= EXERCISE =
Within the listing that follows, state how many lines include the word "accent"; write only that number.

= RECORDS FOR PROCESSING =
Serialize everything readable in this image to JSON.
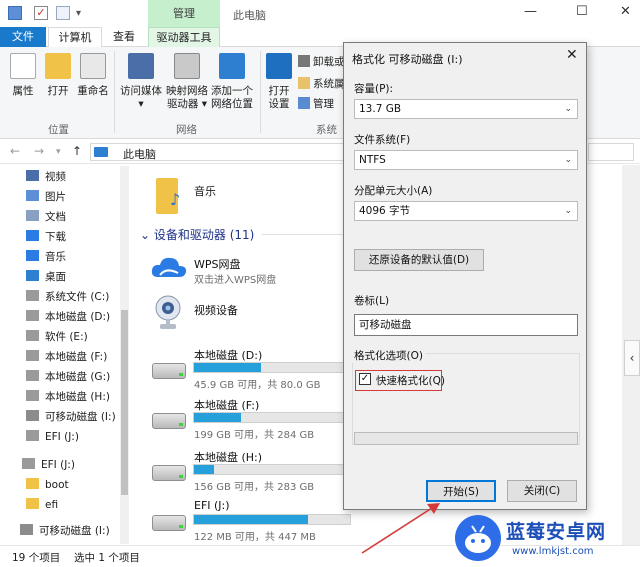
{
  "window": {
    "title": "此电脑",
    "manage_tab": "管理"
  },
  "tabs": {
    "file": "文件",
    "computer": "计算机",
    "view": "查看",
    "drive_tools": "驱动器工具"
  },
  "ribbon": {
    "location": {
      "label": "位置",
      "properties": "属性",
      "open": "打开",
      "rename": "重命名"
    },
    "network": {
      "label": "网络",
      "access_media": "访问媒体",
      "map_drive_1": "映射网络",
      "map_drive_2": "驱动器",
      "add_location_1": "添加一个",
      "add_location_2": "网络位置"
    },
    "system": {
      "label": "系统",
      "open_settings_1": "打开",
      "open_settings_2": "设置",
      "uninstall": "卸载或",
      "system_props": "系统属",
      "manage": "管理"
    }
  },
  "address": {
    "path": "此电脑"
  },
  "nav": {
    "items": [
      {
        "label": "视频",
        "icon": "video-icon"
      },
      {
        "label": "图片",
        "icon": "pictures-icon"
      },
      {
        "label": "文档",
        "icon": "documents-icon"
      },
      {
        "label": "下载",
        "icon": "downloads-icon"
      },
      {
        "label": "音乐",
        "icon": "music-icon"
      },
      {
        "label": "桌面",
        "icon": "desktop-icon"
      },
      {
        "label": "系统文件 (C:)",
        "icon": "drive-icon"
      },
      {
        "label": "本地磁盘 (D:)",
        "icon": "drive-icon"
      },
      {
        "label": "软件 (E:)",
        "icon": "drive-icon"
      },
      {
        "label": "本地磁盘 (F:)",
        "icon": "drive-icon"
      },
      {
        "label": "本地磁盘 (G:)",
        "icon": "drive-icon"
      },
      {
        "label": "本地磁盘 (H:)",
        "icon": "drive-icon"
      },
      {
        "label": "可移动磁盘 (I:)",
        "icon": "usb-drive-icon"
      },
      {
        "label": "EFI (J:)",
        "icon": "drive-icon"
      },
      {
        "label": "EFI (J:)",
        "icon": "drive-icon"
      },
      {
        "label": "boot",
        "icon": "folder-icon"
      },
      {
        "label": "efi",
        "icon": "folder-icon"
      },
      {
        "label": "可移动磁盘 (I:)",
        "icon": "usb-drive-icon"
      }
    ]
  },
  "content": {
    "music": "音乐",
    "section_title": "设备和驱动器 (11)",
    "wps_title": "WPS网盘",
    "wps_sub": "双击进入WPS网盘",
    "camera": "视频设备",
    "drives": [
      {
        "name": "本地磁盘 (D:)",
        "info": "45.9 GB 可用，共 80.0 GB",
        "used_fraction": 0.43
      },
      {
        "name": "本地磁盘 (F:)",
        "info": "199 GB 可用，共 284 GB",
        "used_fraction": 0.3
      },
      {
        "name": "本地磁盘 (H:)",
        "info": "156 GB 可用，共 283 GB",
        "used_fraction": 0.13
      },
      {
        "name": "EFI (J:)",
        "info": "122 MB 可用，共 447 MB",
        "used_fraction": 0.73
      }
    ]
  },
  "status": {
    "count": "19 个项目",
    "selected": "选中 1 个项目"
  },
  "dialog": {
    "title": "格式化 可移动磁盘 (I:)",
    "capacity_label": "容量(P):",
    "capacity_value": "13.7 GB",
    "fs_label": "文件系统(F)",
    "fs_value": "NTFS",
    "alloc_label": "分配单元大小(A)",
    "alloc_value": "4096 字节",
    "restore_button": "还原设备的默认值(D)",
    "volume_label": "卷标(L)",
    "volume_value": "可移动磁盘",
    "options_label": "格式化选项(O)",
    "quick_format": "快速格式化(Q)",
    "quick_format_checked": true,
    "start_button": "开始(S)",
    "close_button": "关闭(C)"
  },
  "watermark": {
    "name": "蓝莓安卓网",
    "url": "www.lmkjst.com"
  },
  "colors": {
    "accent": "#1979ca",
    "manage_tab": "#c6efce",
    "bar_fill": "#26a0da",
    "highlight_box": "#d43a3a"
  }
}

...

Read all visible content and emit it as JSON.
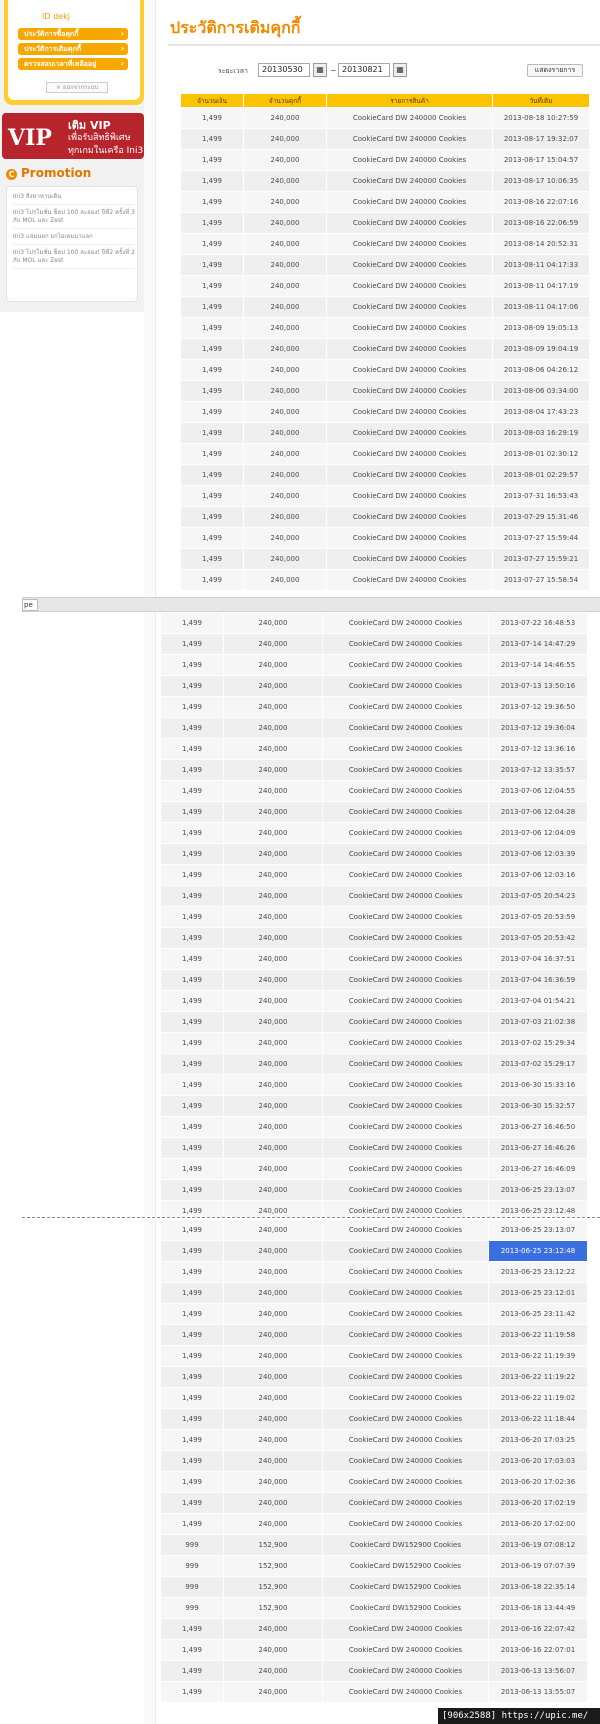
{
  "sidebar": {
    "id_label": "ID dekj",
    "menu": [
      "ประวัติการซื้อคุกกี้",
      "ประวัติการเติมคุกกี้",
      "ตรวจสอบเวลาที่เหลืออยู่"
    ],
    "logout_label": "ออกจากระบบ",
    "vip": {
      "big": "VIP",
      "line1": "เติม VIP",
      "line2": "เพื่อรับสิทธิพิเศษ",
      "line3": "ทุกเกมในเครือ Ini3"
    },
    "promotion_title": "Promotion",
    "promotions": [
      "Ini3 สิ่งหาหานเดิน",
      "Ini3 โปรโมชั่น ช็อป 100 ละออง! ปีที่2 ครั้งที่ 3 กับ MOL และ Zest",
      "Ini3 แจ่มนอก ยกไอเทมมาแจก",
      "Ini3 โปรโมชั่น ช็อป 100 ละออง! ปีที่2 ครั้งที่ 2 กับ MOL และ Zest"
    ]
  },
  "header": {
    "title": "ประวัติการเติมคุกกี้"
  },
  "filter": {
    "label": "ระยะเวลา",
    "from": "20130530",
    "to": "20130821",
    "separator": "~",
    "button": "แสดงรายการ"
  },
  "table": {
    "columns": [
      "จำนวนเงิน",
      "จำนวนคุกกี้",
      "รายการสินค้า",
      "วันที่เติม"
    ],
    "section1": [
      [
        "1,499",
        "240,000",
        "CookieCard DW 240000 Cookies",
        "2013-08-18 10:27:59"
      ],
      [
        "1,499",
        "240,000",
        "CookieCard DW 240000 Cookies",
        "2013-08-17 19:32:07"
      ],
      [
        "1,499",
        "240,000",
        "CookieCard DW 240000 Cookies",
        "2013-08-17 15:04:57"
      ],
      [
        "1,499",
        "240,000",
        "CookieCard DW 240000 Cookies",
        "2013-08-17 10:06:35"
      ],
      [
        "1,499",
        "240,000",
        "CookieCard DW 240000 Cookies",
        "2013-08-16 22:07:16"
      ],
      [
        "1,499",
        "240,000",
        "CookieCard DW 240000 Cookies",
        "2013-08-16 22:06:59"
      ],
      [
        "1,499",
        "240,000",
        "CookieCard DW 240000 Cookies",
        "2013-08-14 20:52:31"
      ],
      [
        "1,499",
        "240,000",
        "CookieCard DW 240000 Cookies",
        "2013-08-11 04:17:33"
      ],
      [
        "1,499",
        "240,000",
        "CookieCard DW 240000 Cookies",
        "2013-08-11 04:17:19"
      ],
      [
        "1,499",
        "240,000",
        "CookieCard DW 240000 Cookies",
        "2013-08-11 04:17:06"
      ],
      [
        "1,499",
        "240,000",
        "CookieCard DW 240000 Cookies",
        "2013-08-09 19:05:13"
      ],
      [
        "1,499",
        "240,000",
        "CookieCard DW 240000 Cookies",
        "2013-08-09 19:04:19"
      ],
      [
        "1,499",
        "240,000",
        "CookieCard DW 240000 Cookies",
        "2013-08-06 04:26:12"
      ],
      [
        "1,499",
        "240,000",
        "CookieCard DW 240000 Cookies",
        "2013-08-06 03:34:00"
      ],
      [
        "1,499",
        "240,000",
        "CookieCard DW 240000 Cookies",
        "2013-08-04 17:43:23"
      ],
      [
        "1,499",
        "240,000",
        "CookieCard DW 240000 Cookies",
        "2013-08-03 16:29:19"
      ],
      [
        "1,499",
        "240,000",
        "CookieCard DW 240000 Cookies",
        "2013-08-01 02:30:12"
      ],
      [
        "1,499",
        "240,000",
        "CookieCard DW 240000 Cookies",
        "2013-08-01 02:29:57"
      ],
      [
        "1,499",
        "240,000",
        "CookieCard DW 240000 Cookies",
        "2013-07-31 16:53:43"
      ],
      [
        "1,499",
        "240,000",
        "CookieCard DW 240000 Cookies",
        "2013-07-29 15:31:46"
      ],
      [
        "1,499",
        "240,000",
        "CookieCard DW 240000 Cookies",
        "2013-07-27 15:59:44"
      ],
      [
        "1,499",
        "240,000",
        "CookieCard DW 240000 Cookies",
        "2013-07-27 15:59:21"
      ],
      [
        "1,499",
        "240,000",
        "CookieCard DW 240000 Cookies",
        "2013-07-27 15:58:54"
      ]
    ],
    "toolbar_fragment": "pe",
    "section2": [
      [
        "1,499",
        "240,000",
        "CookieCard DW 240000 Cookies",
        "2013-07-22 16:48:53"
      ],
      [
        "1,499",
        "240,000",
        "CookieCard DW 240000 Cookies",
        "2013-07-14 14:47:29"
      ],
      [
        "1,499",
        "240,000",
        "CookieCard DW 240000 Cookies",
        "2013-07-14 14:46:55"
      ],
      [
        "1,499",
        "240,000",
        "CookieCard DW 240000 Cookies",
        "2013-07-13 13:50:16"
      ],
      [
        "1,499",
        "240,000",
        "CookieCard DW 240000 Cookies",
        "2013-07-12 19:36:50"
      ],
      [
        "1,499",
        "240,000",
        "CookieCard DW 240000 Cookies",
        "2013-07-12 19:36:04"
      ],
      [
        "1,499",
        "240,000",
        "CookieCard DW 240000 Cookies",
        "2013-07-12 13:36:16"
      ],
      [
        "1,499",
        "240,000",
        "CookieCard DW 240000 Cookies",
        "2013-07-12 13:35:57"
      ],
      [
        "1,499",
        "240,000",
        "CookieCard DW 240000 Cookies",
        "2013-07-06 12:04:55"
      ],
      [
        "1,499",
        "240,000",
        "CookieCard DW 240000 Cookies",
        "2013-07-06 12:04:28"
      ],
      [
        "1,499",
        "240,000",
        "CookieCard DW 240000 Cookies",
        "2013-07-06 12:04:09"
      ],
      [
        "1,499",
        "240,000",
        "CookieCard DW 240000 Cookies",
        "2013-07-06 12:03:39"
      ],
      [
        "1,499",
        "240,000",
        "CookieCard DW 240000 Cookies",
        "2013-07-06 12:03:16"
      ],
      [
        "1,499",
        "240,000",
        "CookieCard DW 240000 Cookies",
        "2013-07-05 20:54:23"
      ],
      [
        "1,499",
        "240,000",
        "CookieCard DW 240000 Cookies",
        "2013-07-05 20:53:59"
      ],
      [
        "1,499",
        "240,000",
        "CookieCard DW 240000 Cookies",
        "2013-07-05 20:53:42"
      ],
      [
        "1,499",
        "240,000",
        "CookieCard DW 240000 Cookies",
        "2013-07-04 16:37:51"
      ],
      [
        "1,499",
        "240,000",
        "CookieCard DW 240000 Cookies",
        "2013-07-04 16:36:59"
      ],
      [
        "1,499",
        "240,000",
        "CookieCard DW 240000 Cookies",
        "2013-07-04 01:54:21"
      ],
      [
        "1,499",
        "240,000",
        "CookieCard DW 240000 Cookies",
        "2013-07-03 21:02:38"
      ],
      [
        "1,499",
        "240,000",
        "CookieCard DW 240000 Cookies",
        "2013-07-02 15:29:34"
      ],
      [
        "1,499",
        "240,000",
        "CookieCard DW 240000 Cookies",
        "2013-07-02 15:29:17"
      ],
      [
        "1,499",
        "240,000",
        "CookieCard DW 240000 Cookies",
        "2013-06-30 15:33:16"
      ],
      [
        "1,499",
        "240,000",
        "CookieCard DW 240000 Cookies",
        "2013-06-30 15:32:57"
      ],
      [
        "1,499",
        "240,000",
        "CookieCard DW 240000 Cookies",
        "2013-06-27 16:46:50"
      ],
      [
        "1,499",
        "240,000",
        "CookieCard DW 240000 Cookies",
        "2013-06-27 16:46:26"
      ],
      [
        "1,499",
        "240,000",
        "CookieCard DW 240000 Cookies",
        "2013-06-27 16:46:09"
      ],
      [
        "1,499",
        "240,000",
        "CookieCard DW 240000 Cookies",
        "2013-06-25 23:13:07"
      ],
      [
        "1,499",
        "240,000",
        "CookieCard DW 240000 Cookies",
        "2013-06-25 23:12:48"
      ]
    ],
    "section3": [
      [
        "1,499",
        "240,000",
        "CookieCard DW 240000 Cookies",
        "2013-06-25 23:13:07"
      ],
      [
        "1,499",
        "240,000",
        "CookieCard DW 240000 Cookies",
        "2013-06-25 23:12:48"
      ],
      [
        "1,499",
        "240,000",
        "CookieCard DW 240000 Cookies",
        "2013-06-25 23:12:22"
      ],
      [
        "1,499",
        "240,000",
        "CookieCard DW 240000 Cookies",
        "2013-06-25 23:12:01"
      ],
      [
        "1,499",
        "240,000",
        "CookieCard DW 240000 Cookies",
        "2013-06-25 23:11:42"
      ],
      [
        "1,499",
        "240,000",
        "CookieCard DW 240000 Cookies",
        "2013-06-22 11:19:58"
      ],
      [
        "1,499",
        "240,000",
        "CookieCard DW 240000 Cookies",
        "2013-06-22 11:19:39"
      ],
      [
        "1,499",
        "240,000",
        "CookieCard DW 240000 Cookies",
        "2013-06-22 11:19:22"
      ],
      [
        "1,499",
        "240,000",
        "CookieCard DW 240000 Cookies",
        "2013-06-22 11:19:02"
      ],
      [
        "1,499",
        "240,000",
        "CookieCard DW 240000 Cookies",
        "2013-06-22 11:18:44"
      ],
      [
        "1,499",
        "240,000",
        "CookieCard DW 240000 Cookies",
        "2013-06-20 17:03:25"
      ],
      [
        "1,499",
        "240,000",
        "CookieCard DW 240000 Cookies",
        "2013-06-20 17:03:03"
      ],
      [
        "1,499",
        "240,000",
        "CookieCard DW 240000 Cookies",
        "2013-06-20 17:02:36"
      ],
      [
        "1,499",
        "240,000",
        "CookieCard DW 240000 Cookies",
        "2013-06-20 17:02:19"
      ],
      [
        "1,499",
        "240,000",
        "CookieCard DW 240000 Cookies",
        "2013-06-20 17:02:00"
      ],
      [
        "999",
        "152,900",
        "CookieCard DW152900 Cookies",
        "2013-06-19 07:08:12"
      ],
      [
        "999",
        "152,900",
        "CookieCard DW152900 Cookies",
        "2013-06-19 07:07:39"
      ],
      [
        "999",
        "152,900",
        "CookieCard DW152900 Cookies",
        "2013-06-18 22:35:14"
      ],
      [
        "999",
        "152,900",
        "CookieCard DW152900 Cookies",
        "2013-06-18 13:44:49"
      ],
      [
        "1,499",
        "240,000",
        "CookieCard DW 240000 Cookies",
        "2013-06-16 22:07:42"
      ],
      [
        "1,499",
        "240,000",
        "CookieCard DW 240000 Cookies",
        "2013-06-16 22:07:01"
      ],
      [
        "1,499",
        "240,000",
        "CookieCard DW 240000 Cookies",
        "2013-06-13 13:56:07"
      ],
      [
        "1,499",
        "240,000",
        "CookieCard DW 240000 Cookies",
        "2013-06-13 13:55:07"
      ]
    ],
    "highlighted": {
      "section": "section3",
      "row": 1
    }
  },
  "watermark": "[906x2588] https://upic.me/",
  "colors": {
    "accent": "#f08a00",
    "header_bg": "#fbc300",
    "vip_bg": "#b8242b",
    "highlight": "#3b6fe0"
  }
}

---

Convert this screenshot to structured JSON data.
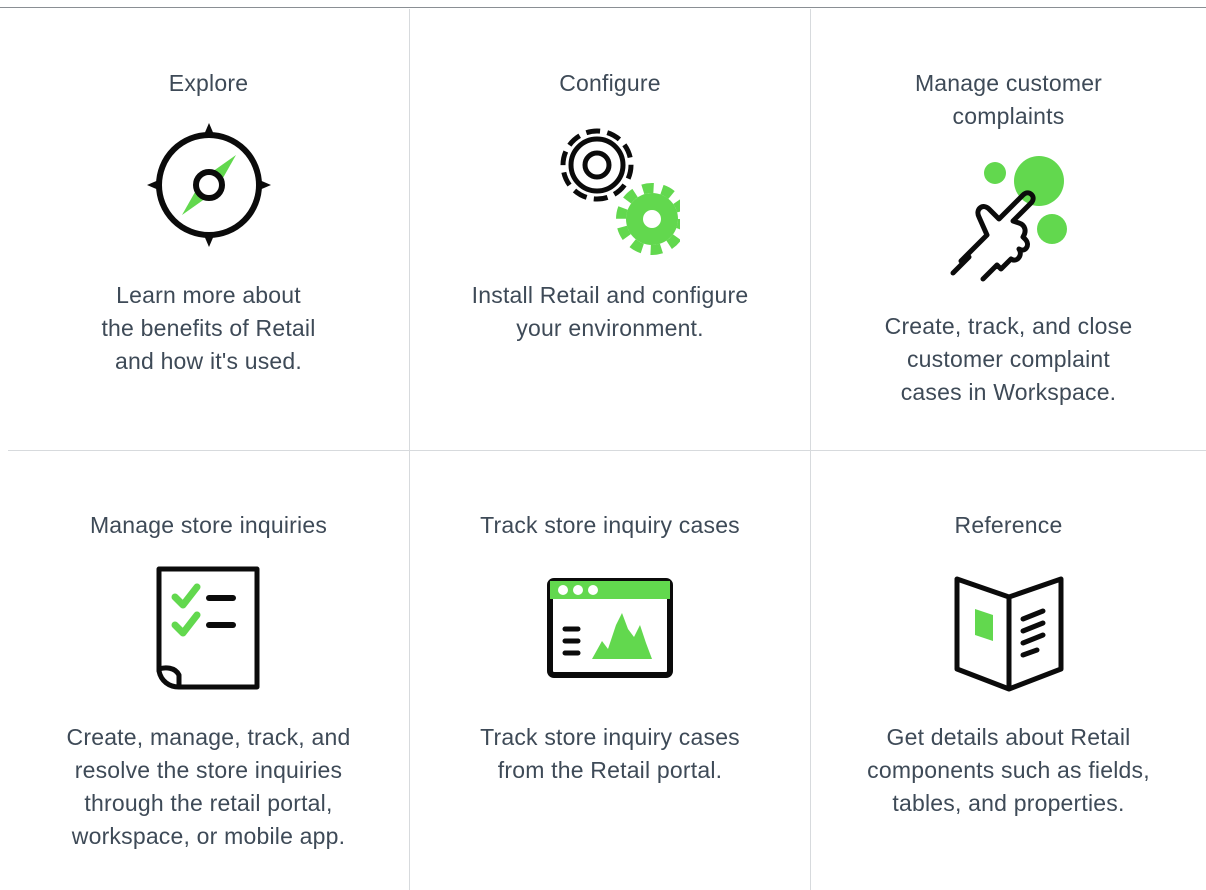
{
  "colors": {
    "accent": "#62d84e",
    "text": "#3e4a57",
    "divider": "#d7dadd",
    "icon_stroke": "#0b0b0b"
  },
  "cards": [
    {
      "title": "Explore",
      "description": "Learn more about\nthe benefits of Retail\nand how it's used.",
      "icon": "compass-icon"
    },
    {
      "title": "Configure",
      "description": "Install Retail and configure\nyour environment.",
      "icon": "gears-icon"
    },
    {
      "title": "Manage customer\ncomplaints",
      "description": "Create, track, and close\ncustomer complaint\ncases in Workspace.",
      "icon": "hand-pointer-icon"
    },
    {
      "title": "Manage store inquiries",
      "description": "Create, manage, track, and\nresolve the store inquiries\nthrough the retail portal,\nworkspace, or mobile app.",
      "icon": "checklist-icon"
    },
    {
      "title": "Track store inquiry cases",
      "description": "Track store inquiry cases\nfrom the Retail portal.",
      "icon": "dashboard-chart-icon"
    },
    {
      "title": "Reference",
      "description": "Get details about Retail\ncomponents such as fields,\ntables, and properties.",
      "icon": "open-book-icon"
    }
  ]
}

= EXPECTED ANSWER =
3